Very few athletes hold a unique distinction of representing their countries in 2 or more sports and that too at a very young age. Hailed as ‘the greatest woman player’ ever to have played the game by her English rivals. A woman, a modern-day antidote, a millennial one of its kind, here’s wishing one of the finest all-rounders of the game, Ellyse Perry a belated happy 29th birthday!
— FIFA Women’s World Cup (@FIFAWWC) November 2, 2019
Ellyse Alexandra Perry made her International Debut, both for Cricket and Soccer at the age of 16. A rapid rise saw Perry play her 1st International match against New Zealand in July 2007 despite not playing a single match at the non-youth level(senior). She is still the youngest debutant for Australia, who were looking for a replacement for their retired pacer Catheryn Fitzpatrick. With a decent outing in her first game, taking 2 wickets at an economy of 4.6 and also scored 19 runs coming in at 9. Some impressive performance in Women’s National Cricket League helped her retain the spot in the Australian side for home series against England. She made her T20I debut at the iconic MCG in front of a huge crowd. She had a dream debut as she scored a helpful 29 runs and took 4 English wickets giving just 20 runs. In the ODI series too she made timely contributions which eventually ended as a 2-2 drawn series. Perry ended the England series with 9 wickets at 14.21 and also scored 47 runs.
Ellyse made her Test Debut at Bowral which was a one-off test which wasn’t a great one for her as well as the Aussies, as she made 27 runs in 2 innings and took 3 wickets in the entire match as Australians succumbed to a 6 wicket loss.
Impactful and impressive performances continued on the way and Perry made it to the 2009 World Cup squad.
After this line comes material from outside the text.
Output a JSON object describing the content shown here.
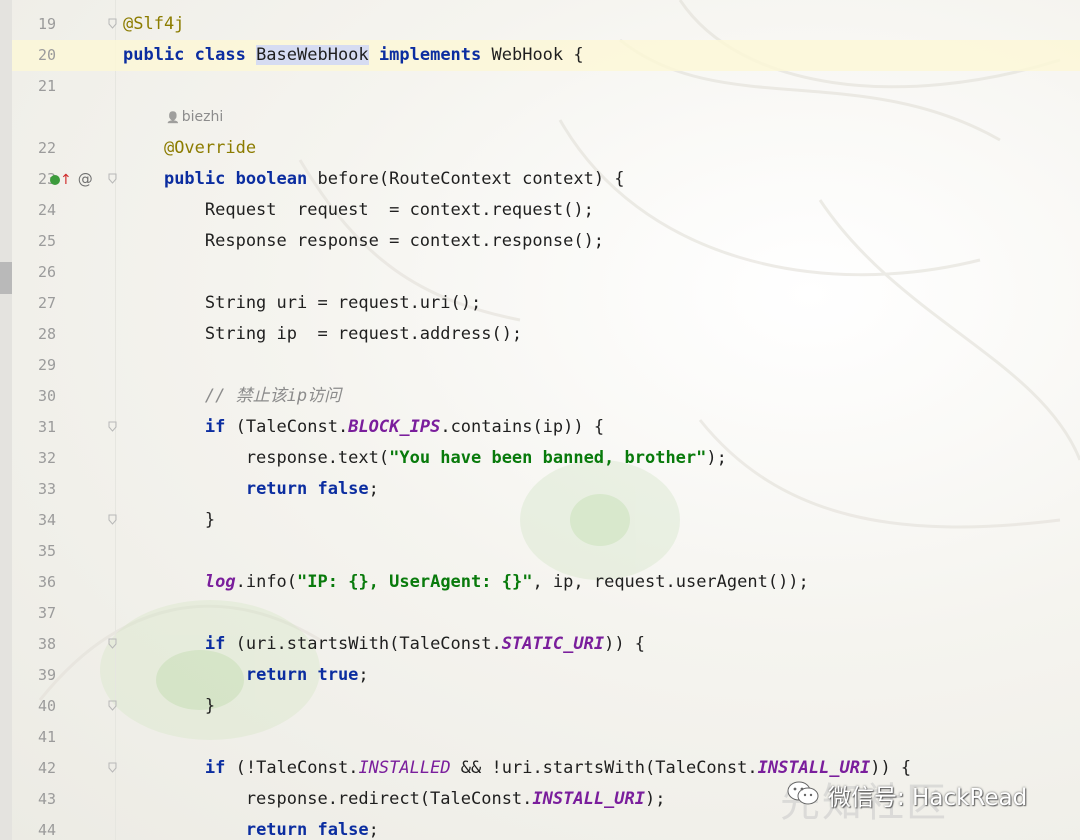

More than average performances with the ball meant Perry finished with 9 wickets at an avg of 21.55 and the Australians won the tournament. She couldn’t exactly replicate the same performance in the inaugural Women’s T20 World Cup.
She took her first five-fer in International Cricket against New Zealand in 2010. Ellyse was also a part of the 2010 Women’s World Cup which Australia won. Ellyse Perry was named Player of the match in the finals of that competition for her 3 wickets where she just conceded 18 runs and a boundary save off her own bowling on the last ball of the innings which turned the result of the match. She was also Australia’s leading wicket-taker in the tournament.
In a span of 2-3 years, Ellyse had made a mark in International Cricket and was a part of the core Aussie team. The 2013 World Cup defined what Ellyse Perry is as she played with an injured leg in the final and bowled one of the best spells of her career 3/19. Australia beat West Indies. Perry registered 8 wickets in the Tournament.
The Sydney born also has a good record against her arch-rivals, England. Since the inception of the multi-format in 2013, Perry is the highest run-scorer and the highest wicket-taker from both sides. She has 1425 runs at an outstanding average of 59.38 with her career-best coming in the home Ashes series in 2017-18 and also she has 55 wickets to her name.
Speaks about the impact and performances she has put in. It was the 2015 Ashes series when Ellyse started contributing with the bat more and she was fittingly adjudged as the Player of the Series by scoring 264 runs and taking 16 wickets. From 2015 to mid-2017, Perry smashed 16 half-centuries in 26 innings. This also included five successive 50+ scores during the group stage of the 2017 Women’s World Cup.
She is the first cricketer(male/female) to have scored 1000 runs and taken 100 wickets in T20 international cricket.
Time and time again she has proved her worth and also continues to be the mainstay of the Australian XI. Laurels and accolades keep coming, in an already remarkable career.
Ellyse Perry’s records and achievements in numbers:
• Winner of four World T20s (2010, ’12, ’14 & ’18) and one ODI World Cup (2013).
• No. 1 ranked allrounder in ODIs and T20Is.
• No. 4 ranked batswoman in ODIs.
• No. 4 ranked bowler in ODIs and no. 9 in T20Is.
• Test double centurion.
• 5 five-wicket hauls in Tests and ODIs.
• More than 100 wickets in ODIs and T20Is.
• More than 2000 ODI runs and 140 ODI wickets.
• Played more than 200 international games for Australia.
Source: cricbuzz, wikipedia, espncricinfo